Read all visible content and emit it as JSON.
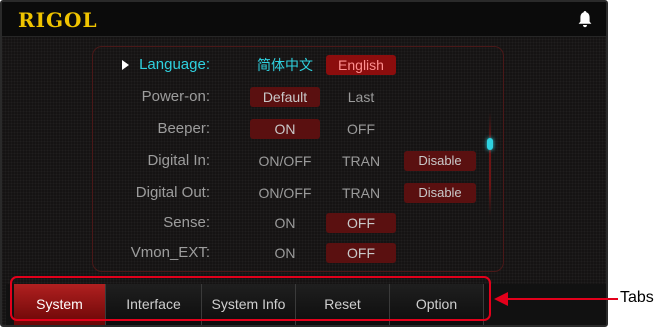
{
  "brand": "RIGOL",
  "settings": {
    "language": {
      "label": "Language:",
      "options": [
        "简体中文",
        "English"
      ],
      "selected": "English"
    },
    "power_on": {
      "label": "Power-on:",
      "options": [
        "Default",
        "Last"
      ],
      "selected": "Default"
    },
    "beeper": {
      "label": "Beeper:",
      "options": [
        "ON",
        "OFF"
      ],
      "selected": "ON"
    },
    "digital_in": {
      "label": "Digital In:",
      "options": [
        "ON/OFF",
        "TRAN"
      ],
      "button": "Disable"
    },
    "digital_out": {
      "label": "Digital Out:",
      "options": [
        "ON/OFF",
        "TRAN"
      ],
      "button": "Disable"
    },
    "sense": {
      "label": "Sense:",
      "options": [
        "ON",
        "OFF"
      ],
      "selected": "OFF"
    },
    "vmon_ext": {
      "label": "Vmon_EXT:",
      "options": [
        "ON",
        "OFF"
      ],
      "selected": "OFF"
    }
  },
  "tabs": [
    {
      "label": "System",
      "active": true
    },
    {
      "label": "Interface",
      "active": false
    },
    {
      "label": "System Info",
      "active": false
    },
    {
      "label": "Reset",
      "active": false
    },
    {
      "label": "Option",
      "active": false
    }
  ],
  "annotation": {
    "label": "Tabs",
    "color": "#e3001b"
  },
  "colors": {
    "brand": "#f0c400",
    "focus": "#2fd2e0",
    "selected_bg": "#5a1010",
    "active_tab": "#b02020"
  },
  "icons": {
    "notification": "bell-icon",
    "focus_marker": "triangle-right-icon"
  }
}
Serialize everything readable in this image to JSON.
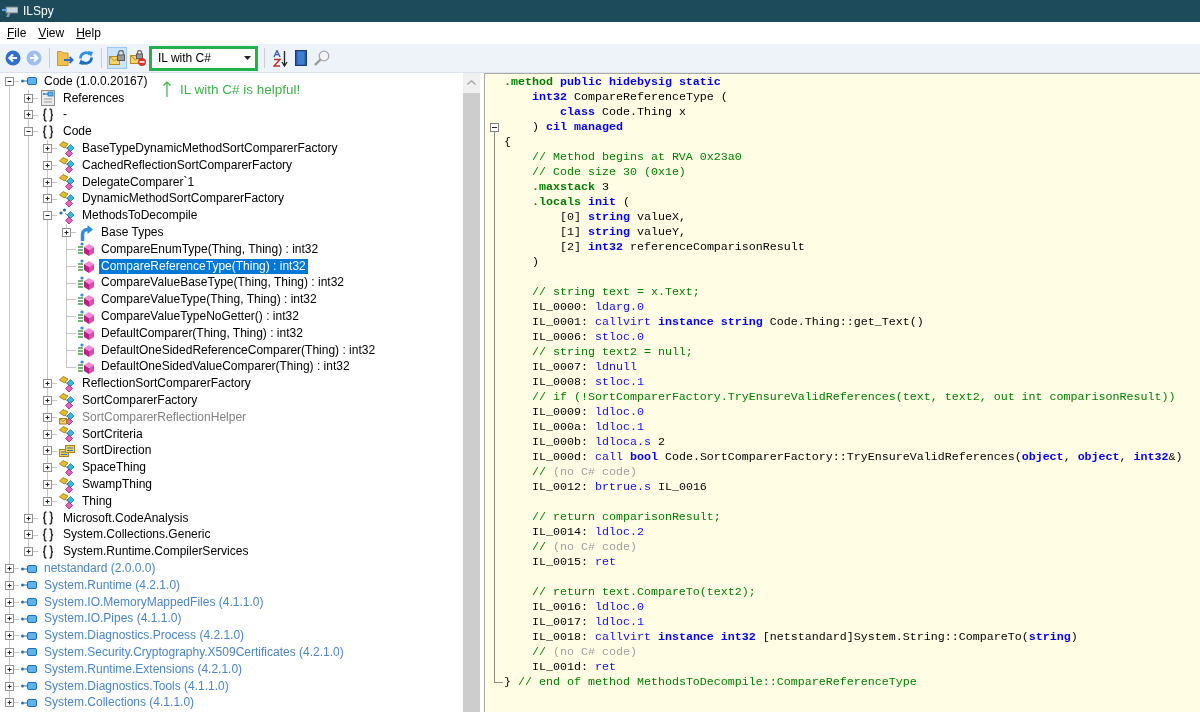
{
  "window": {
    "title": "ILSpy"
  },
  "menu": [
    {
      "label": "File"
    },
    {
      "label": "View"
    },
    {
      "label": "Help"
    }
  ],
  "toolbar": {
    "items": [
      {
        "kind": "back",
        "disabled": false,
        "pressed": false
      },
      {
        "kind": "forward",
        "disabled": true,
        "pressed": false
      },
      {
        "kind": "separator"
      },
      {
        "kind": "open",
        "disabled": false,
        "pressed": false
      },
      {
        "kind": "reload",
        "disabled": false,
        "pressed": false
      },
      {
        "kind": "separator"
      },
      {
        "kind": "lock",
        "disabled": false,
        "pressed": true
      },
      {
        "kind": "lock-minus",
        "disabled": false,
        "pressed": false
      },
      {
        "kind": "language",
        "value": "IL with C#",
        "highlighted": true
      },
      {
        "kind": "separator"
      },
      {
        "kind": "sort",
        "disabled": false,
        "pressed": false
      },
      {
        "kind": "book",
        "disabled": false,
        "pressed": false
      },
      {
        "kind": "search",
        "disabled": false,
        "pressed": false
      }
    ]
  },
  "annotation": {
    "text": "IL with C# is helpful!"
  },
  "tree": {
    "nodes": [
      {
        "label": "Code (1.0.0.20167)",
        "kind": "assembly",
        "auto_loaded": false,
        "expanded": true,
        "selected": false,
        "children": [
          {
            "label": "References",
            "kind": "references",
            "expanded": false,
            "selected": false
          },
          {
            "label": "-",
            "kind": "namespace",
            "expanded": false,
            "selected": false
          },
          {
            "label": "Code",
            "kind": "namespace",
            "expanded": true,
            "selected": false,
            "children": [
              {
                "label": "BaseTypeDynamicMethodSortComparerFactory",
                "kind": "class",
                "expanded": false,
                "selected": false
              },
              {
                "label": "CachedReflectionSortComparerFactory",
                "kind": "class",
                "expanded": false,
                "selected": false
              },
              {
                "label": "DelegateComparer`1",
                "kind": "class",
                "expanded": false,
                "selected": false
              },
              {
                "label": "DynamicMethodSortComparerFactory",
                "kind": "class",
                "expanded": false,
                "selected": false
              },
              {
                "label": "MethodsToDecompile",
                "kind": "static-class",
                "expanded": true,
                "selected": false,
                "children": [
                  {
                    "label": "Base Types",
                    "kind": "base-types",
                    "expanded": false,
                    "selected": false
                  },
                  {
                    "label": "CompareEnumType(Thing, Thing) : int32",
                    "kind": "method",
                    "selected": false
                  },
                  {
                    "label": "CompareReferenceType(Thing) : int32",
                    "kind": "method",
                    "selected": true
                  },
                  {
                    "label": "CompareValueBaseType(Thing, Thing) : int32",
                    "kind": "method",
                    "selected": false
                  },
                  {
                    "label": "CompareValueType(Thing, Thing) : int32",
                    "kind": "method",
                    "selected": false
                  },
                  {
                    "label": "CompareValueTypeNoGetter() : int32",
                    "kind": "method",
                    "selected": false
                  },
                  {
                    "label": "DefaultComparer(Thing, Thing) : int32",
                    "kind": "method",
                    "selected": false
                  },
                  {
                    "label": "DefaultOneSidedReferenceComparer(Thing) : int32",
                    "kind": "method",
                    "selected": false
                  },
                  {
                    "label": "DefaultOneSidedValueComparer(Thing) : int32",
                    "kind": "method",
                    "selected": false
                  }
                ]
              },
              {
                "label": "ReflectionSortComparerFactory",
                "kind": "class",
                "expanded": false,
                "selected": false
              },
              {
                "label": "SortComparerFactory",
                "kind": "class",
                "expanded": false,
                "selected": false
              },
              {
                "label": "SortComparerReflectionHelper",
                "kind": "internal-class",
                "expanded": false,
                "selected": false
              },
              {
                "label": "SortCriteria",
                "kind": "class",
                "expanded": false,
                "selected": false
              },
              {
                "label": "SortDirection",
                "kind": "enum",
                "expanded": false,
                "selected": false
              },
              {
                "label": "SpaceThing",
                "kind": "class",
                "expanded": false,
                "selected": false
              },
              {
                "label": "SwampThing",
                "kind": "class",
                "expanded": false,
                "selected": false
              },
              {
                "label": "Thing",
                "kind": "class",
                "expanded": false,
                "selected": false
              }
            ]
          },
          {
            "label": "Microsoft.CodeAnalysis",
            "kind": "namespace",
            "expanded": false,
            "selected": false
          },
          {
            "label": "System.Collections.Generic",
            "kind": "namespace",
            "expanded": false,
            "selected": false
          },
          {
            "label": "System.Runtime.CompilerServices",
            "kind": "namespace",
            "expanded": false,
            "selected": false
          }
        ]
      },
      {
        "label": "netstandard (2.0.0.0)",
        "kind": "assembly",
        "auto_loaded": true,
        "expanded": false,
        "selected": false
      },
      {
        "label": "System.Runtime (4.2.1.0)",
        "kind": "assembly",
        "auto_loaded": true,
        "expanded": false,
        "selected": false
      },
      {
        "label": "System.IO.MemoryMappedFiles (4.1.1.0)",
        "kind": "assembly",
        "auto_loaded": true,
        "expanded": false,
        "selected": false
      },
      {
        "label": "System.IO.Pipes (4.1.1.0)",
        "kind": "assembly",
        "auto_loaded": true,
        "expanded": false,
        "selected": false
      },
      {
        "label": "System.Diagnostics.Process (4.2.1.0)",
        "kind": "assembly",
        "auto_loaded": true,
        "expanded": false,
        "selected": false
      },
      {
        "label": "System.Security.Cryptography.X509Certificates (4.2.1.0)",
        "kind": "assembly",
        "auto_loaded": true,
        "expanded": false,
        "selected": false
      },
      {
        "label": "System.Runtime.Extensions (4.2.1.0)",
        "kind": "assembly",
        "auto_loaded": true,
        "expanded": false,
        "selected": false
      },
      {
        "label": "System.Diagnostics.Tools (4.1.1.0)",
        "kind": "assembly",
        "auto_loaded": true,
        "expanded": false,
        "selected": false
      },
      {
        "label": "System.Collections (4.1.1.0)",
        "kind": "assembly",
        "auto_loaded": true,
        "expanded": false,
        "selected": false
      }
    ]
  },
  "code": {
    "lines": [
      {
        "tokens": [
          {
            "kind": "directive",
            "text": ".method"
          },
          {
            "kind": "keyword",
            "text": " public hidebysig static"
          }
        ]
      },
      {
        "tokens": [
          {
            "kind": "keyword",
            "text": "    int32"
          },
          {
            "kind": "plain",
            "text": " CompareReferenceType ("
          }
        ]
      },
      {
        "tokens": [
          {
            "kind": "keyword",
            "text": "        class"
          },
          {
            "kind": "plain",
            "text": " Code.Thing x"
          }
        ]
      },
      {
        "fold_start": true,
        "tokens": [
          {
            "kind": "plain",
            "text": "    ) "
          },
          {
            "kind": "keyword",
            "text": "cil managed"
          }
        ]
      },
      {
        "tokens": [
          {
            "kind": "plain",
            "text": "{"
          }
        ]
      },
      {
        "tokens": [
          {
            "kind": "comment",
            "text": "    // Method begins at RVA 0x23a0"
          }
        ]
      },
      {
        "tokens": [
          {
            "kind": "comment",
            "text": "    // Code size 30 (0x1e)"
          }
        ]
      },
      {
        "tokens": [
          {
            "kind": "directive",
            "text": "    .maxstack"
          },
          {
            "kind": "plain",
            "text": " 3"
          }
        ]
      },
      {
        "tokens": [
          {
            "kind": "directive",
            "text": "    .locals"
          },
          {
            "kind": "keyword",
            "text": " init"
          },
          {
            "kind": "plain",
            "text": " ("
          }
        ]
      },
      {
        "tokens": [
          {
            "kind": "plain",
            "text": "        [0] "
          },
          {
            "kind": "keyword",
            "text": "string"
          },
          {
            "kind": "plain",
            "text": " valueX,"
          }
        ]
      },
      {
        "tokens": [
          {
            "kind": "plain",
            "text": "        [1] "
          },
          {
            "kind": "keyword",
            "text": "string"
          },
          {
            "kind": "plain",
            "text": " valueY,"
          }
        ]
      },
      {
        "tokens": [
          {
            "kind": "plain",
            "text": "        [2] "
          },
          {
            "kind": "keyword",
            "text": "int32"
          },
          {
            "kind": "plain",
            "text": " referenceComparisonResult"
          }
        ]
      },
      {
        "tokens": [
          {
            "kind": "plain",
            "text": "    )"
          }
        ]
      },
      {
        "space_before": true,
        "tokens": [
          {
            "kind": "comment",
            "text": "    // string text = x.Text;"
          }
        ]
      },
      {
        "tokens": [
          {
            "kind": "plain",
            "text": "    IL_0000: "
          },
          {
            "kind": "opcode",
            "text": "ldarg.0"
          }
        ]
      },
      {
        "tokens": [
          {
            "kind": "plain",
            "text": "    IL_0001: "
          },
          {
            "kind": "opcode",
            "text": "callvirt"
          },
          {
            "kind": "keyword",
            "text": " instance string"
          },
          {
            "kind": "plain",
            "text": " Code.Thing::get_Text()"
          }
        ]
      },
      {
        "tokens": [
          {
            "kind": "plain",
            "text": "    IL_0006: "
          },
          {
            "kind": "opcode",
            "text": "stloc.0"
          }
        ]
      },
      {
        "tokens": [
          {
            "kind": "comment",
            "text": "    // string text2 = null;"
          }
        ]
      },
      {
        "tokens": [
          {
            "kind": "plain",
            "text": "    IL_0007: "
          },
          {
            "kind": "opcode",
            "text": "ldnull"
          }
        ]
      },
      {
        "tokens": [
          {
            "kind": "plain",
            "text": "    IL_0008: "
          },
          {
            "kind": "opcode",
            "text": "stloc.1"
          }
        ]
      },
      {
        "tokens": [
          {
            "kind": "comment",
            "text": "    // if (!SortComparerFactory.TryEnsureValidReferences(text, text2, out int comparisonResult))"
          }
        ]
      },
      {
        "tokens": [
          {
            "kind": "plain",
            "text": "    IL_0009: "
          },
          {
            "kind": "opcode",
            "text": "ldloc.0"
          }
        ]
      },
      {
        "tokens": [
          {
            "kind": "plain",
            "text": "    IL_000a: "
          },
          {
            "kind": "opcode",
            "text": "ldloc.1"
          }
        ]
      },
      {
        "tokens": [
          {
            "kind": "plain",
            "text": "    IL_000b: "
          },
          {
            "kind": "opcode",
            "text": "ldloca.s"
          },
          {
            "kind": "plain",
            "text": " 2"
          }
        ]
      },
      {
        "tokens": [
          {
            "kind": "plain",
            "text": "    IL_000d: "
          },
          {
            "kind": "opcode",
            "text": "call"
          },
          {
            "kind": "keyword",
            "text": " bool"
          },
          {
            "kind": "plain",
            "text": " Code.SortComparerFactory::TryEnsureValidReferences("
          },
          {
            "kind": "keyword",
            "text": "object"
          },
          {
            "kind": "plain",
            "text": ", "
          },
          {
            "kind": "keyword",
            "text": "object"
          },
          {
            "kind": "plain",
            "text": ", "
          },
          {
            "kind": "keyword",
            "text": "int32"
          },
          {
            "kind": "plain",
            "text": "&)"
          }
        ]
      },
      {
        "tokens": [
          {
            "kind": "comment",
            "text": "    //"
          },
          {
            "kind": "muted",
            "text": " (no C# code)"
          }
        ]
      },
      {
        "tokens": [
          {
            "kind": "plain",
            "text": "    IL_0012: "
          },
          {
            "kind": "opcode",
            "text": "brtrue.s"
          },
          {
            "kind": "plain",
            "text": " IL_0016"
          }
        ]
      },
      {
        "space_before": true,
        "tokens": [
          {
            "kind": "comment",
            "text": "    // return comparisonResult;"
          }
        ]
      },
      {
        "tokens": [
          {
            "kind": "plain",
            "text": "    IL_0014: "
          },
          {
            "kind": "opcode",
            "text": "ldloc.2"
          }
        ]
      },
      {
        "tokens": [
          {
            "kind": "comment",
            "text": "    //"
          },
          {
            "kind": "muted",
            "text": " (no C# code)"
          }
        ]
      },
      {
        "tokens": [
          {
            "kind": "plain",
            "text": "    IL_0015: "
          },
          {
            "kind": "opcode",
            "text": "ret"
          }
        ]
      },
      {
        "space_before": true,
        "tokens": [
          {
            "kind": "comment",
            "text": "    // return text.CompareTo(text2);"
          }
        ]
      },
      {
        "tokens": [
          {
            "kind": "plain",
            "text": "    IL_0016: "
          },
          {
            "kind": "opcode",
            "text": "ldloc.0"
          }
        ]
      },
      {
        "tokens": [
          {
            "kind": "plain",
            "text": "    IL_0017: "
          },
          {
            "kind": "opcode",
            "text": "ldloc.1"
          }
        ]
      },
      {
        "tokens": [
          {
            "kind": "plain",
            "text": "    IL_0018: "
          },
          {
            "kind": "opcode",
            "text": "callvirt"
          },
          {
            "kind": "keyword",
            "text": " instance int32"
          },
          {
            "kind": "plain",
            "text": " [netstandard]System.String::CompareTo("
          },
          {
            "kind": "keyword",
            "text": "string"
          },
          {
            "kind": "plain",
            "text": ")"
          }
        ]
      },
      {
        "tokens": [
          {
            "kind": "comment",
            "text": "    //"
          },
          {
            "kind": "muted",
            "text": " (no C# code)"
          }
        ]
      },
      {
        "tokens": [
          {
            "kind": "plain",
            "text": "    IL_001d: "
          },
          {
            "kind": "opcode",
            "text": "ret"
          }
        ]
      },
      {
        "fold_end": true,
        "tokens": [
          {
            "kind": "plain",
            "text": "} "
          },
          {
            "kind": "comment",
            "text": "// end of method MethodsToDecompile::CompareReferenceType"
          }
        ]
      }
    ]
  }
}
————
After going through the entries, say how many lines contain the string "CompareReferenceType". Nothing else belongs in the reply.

3